TASK OBJECTIVE: The answer is an exact repeat of the entries below, with the pictures omitted.

INFORMATION SHOWN:
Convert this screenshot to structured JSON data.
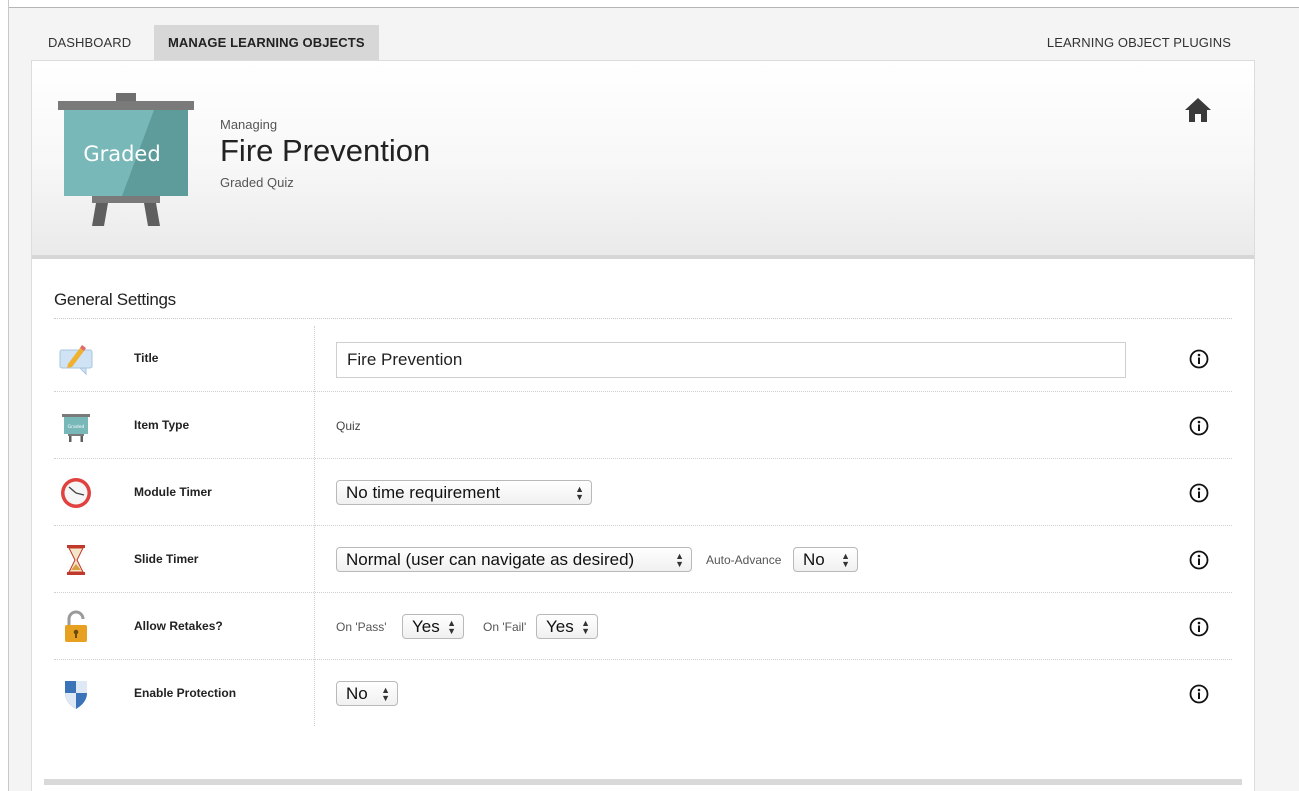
{
  "nav": {
    "tabs": [
      {
        "label": "DASHBOARD"
      },
      {
        "label": "MANAGE LEARNING OBJECTS"
      }
    ],
    "plugins_label": "LEARNING OBJECT PLUGINS"
  },
  "header": {
    "badge_text": "Graded",
    "managing_label": "Managing",
    "item_name": "Fire Prevention",
    "item_type": "Graded Quiz"
  },
  "section": {
    "title": "General Settings"
  },
  "rows": {
    "title": {
      "label": "Title",
      "value": "Fire Prevention",
      "icon": "pencil-speech-icon"
    },
    "item_type": {
      "label": "Item Type",
      "value": "Quiz",
      "icon": "easel-icon"
    },
    "module_timer": {
      "label": "Module Timer",
      "selected": "No time requirement",
      "icon": "clock-icon"
    },
    "slide_timer": {
      "label": "Slide Timer",
      "selected": "Normal (user can navigate as desired)",
      "auto_advance_label": "Auto-Advance",
      "auto_advance_selected": "No",
      "icon": "hourglass-icon"
    },
    "retakes": {
      "label": "Allow Retakes?",
      "on_pass_label": "On 'Pass'",
      "on_pass_selected": "Yes",
      "on_fail_label": "On 'Fail'",
      "on_fail_selected": "Yes",
      "icon": "padlock-icon"
    },
    "protection": {
      "label": "Enable Protection",
      "selected": "No",
      "icon": "shield-icon"
    }
  },
  "colors": {
    "easel_board": "#78b8b8",
    "selected_tab": "#d7d7d7",
    "clock_red": "#e0423f",
    "shield_blue": "#3a73b8",
    "padlock_gold": "#e8a020"
  }
}
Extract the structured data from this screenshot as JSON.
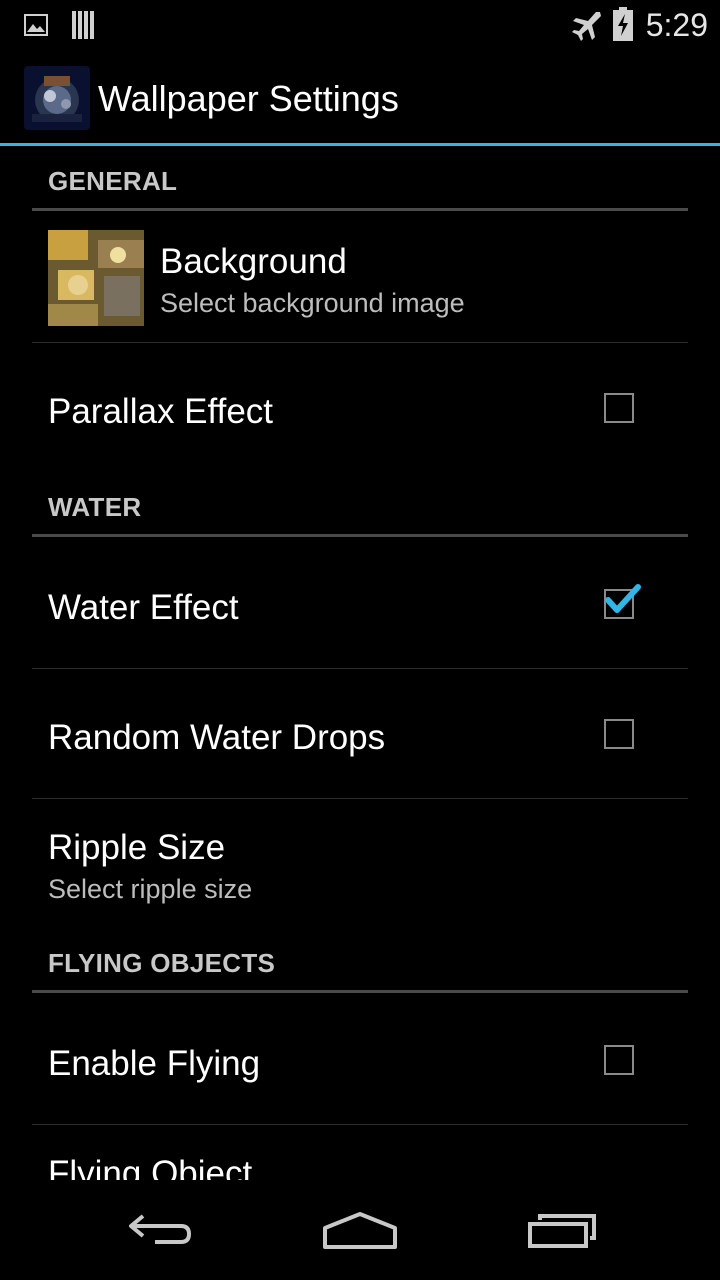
{
  "status_bar": {
    "time": "5:29",
    "left_icons": [
      "gallery-icon",
      "barcode-icon"
    ],
    "right_icons": [
      "airplane-mode-icon",
      "battery-charging-icon"
    ]
  },
  "action_bar": {
    "title": "Wallpaper Settings",
    "accent_color": "#33b5e5"
  },
  "sections": {
    "general": {
      "header": "GENERAL",
      "background": {
        "title": "Background",
        "summary": "Select background image"
      },
      "parallax": {
        "title": "Parallax Effect",
        "checked": false
      }
    },
    "water": {
      "header": "WATER",
      "water_effect": {
        "title": "Water Effect",
        "checked": true
      },
      "random_drops": {
        "title": "Random Water Drops",
        "checked": false
      },
      "ripple_size": {
        "title": "Ripple Size",
        "summary": "Select ripple size"
      }
    },
    "flying": {
      "header": "FLYING OBJECTS",
      "enable_flying": {
        "title": "Enable Flying",
        "checked": false
      },
      "flying_object": {
        "title": "Flying Object"
      }
    }
  },
  "nav_bar": {
    "buttons": [
      "back-icon",
      "home-icon",
      "recent-apps-icon"
    ]
  }
}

RESPONSE TO THE TASK:
Convert this screenshot to structured JSON data.
{
  "nav": {
    "tabs": [
      {
        "label": "DASHBOARD"
      },
      {
        "label": "MANAGE LEARNING OBJECTS"
      }
    ],
    "plugins_label": "LEARNING OBJECT PLUGINS"
  },
  "header": {
    "badge_text": "Graded",
    "managing_label": "Managing",
    "item_name": "Fire Prevention",
    "item_type": "Graded Quiz"
  },
  "section": {
    "title": "General Settings"
  },
  "rows": {
    "title": {
      "label": "Title",
      "value": "Fire Prevention",
      "icon": "pencil-speech-icon"
    },
    "item_type": {
      "label": "Item Type",
      "value": "Quiz",
      "icon": "easel-icon"
    },
    "module_timer": {
      "label": "Module Timer",
      "selected": "No time requirement",
      "icon": "clock-icon"
    },
    "slide_timer": {
      "label": "Slide Timer",
      "selected": "Normal (user can navigate as desired)",
      "auto_advance_label": "Auto-Advance",
      "auto_advance_selected": "No",
      "icon": "hourglass-icon"
    },
    "retakes": {
      "label": "Allow Retakes?",
      "on_pass_label": "On 'Pass'",
      "on_pass_selected": "Yes",
      "on_fail_label": "On 'Fail'",
      "on_fail_selected": "Yes",
      "icon": "padlock-icon"
    },
    "protection": {
      "label": "Enable Protection",
      "selected": "No",
      "icon": "shield-icon"
    }
  },
  "colors": {
    "easel_board": "#78b8b8",
    "selected_tab": "#d7d7d7",
    "clock_red": "#e0423f",
    "shield_blue": "#3a73b8",
    "padlock_gold": "#e8a020"
  }
}
Extract the structured data from this screenshot as JSON.
{
  "status_bar": {
    "time": "5:29",
    "left_icons": [
      "gallery-icon",
      "barcode-icon"
    ],
    "right_icons": [
      "airplane-mode-icon",
      "battery-charging-icon"
    ]
  },
  "action_bar": {
    "title": "Wallpaper Settings",
    "accent_color": "#33b5e5"
  },
  "sections": {
    "general": {
      "header": "GENERAL",
      "background": {
        "title": "Background",
        "summary": "Select background image"
      },
      "parallax": {
        "title": "Parallax Effect",
        "checked": false
      }
    },
    "water": {
      "header": "WATER",
      "water_effect": {
        "title": "Water Effect",
        "checked": true
      },
      "random_drops": {
        "title": "Random Water Drops",
        "checked": false
      },
      "ripple_size": {
        "title": "Ripple Size",
        "summary": "Select ripple size"
      }
    },
    "flying": {
      "header": "FLYING OBJECTS",
      "enable_flying": {
        "title": "Enable Flying",
        "checked": false
      },
      "flying_object": {
        "title": "Flying Object"
      }
    }
  },
  "nav_bar": {
    "buttons": [
      "back-icon",
      "home-icon",
      "recent-apps-icon"
    ]
  }
}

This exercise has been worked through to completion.